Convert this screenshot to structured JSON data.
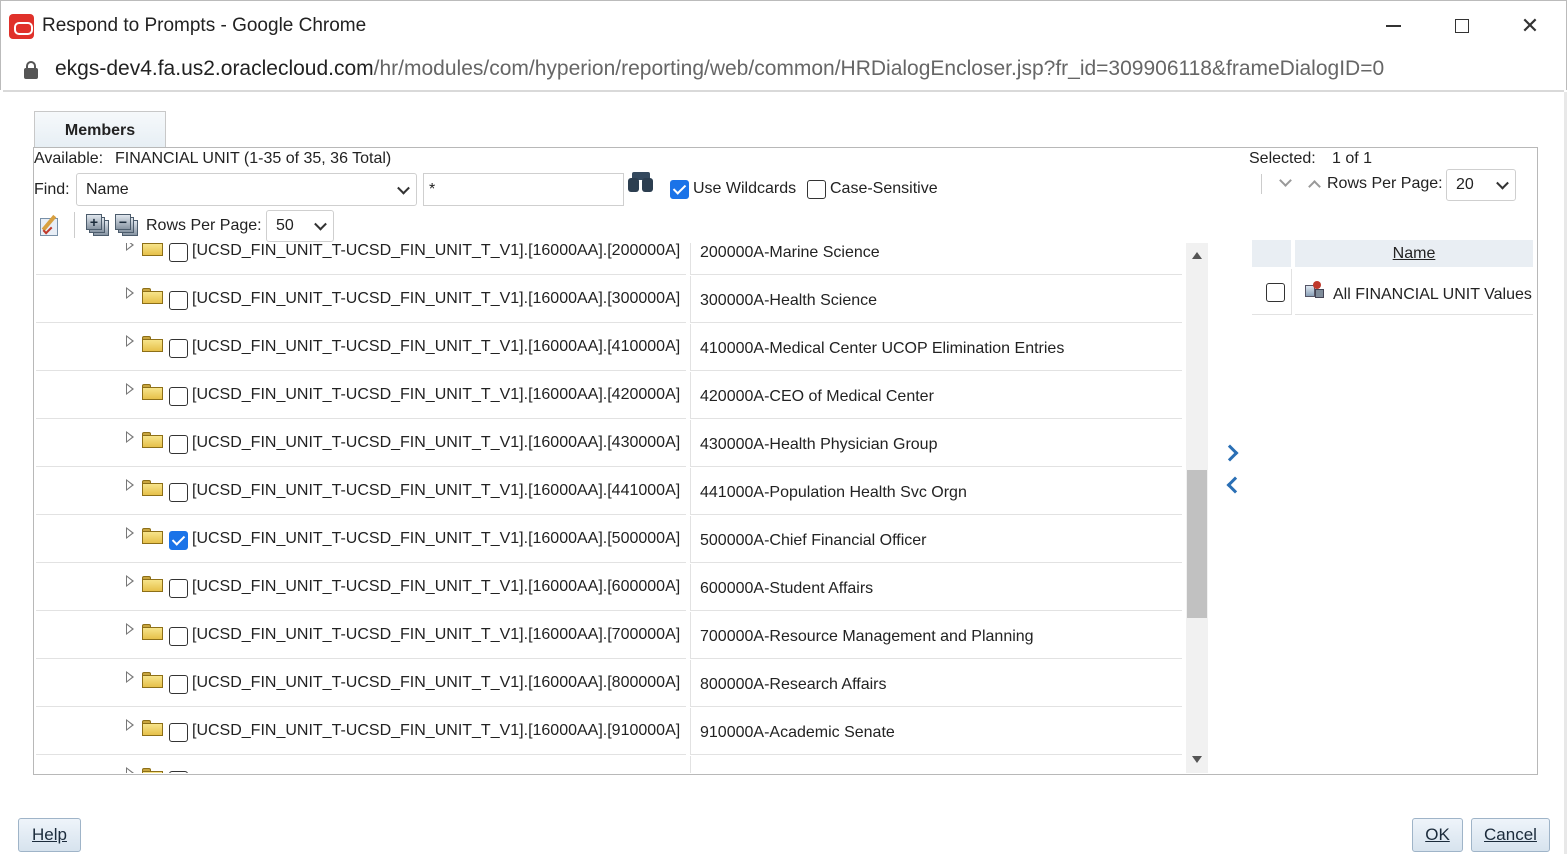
{
  "window": {
    "title": "Respond to Prompts - Google Chrome",
    "url_host": "ekgs-dev4.fa.us2.oraclecloud.com",
    "url_path": "/hr/modules/com/hyperion/reporting/web/common/HRDialogEncloser.jsp?fr_id=309906118&frameDialogID=0"
  },
  "tab": {
    "label": "Members"
  },
  "available": {
    "label": "Available:",
    "value": "FINANCIAL UNIT (1-35 of 35, 36 Total)",
    "find_label": "Find:",
    "find_field": "Name",
    "search_value": "*",
    "use_wildcards": "Use Wildcards",
    "case_sensitive": "Case-Sensitive",
    "rows_per_page_label": "Rows Per Page:",
    "rows_per_page": "50"
  },
  "rows": [
    {
      "key": "[UCSD_FIN_UNIT_T-UCSD_FIN_UNIT_T_V1].[16000AA].[200000A]",
      "desc": "200000A-Marine Science",
      "checked": false
    },
    {
      "key": "[UCSD_FIN_UNIT_T-UCSD_FIN_UNIT_T_V1].[16000AA].[300000A]",
      "desc": "300000A-Health Science",
      "checked": false
    },
    {
      "key": "[UCSD_FIN_UNIT_T-UCSD_FIN_UNIT_T_V1].[16000AA].[410000A]",
      "desc": "410000A-Medical Center UCOP Elimination Entries",
      "checked": false
    },
    {
      "key": "[UCSD_FIN_UNIT_T-UCSD_FIN_UNIT_T_V1].[16000AA].[420000A]",
      "desc": "420000A-CEO of Medical Center",
      "checked": false
    },
    {
      "key": "[UCSD_FIN_UNIT_T-UCSD_FIN_UNIT_T_V1].[16000AA].[430000A]",
      "desc": "430000A-Health Physician Group",
      "checked": false
    },
    {
      "key": "[UCSD_FIN_UNIT_T-UCSD_FIN_UNIT_T_V1].[16000AA].[441000A]",
      "desc": "441000A-Population Health Svc Orgn",
      "checked": false
    },
    {
      "key": "[UCSD_FIN_UNIT_T-UCSD_FIN_UNIT_T_V1].[16000AA].[500000A]",
      "desc": "500000A-Chief Financial Officer",
      "checked": true
    },
    {
      "key": "[UCSD_FIN_UNIT_T-UCSD_FIN_UNIT_T_V1].[16000AA].[600000A]",
      "desc": "600000A-Student Affairs",
      "checked": false
    },
    {
      "key": "[UCSD_FIN_UNIT_T-UCSD_FIN_UNIT_T_V1].[16000AA].[700000A]",
      "desc": "700000A-Resource Management and Planning",
      "checked": false
    },
    {
      "key": "[UCSD_FIN_UNIT_T-UCSD_FIN_UNIT_T_V1].[16000AA].[800000A]",
      "desc": "800000A-Research Affairs",
      "checked": false
    },
    {
      "key": "[UCSD_FIN_UNIT_T-UCSD_FIN_UNIT_T_V1].[16000AA].[910000A]",
      "desc": "910000A-Academic Senate",
      "checked": false
    },
    {
      "key": "",
      "desc": "",
      "checked": false
    }
  ],
  "selected": {
    "label": "Selected:",
    "count": "1 of 1",
    "rows_per_page_label": "Rows Per Page:",
    "rows_per_page": "20",
    "column_header": "Name",
    "items": [
      {
        "label": "All FINANCIAL UNIT Values"
      }
    ]
  },
  "buttons": {
    "help": "Help",
    "ok": "OK",
    "cancel": "Cancel"
  },
  "colors": {
    "checkbox_checked": "#1a73e8",
    "move_arrows": "#2a6fb5",
    "logo": "#e0312a"
  }
}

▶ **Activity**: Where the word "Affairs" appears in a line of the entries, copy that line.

▶ **Solution to this task**:
      "desc": "600000A-Student Affairs",
      "desc": "800000A-Research Affairs",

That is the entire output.